What you have to do: The answer must consist of every line from the data that holds the string "woff".

App and web page records:
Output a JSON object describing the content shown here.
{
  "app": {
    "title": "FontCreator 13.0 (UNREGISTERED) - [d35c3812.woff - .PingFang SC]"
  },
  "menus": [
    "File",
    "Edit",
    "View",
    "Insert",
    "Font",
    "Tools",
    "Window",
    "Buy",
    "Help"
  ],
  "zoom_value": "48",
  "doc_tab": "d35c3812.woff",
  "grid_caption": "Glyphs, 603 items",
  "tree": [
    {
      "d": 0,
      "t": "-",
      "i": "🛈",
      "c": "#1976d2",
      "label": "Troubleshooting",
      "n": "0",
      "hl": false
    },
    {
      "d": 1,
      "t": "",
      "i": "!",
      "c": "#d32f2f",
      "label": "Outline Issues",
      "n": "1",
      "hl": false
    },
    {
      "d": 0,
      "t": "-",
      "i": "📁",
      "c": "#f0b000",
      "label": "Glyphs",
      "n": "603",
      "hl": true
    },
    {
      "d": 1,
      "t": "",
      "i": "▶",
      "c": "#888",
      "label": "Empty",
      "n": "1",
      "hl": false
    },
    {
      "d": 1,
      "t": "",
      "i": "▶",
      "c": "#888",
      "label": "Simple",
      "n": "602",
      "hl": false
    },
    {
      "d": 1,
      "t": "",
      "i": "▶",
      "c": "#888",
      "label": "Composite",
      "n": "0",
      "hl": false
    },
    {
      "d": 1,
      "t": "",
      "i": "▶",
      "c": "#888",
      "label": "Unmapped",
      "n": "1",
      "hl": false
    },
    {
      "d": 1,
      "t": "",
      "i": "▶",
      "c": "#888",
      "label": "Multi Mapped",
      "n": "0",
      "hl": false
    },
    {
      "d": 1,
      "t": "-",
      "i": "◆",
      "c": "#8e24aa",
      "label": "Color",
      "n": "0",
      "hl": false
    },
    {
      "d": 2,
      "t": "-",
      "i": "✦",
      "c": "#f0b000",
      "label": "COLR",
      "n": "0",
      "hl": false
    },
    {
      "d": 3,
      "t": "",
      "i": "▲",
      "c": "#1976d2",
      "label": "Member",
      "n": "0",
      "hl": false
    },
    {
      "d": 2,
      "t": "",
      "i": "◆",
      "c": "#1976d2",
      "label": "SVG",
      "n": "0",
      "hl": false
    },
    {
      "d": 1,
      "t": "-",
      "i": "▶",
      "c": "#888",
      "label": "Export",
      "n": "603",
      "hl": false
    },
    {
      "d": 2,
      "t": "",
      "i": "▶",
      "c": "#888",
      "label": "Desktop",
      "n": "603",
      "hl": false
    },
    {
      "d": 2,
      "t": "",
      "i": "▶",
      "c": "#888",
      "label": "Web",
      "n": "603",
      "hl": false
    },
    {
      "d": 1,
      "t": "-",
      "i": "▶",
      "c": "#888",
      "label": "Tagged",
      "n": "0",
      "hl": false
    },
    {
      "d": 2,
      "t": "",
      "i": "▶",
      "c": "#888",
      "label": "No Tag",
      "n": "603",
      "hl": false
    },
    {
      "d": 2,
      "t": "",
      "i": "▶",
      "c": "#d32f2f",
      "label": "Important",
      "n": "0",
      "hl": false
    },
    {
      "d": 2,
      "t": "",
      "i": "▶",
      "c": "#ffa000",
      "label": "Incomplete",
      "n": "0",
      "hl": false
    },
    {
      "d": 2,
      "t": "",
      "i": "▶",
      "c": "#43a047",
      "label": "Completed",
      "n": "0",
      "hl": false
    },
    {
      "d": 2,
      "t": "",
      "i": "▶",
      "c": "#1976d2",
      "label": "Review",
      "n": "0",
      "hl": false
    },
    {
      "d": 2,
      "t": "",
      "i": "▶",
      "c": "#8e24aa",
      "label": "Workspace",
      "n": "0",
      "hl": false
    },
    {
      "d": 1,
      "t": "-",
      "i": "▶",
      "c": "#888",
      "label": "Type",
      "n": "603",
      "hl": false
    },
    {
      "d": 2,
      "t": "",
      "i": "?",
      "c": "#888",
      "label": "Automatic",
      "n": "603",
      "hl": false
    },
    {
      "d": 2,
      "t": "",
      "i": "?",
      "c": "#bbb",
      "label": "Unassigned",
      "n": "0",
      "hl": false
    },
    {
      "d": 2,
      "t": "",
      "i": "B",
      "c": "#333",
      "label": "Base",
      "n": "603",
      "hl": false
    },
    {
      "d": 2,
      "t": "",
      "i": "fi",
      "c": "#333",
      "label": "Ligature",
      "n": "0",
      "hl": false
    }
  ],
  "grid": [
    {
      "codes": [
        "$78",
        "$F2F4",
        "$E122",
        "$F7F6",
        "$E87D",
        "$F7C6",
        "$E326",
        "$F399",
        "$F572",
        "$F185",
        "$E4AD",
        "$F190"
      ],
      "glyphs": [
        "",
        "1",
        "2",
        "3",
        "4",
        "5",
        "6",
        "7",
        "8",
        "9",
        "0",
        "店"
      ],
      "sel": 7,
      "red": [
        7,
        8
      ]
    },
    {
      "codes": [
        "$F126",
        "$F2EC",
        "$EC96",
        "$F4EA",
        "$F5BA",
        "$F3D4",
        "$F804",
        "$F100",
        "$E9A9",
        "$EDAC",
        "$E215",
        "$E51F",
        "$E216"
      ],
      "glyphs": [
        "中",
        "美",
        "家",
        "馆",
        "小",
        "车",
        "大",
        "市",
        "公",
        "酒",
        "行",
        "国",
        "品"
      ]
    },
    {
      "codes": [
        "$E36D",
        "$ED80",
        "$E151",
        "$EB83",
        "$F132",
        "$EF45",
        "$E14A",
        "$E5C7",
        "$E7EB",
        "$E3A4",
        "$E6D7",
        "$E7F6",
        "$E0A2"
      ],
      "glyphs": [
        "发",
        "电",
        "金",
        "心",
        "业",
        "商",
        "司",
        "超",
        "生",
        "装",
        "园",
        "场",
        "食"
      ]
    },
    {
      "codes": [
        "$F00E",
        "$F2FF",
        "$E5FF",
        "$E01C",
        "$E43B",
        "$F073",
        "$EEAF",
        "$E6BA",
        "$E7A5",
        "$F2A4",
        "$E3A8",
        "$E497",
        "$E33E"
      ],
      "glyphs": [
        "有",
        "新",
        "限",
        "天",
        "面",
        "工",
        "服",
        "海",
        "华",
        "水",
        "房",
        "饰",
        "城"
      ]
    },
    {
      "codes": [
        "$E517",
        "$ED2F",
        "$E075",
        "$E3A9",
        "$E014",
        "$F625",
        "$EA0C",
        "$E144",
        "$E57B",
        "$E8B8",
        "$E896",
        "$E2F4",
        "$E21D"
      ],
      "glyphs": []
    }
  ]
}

Exercise response:
    "title": "FontCreator 13.0 (UNREGISTERED) - [d35c3812.woff - .PingFang SC]"
  "doc_tab": "d35c3812.woff",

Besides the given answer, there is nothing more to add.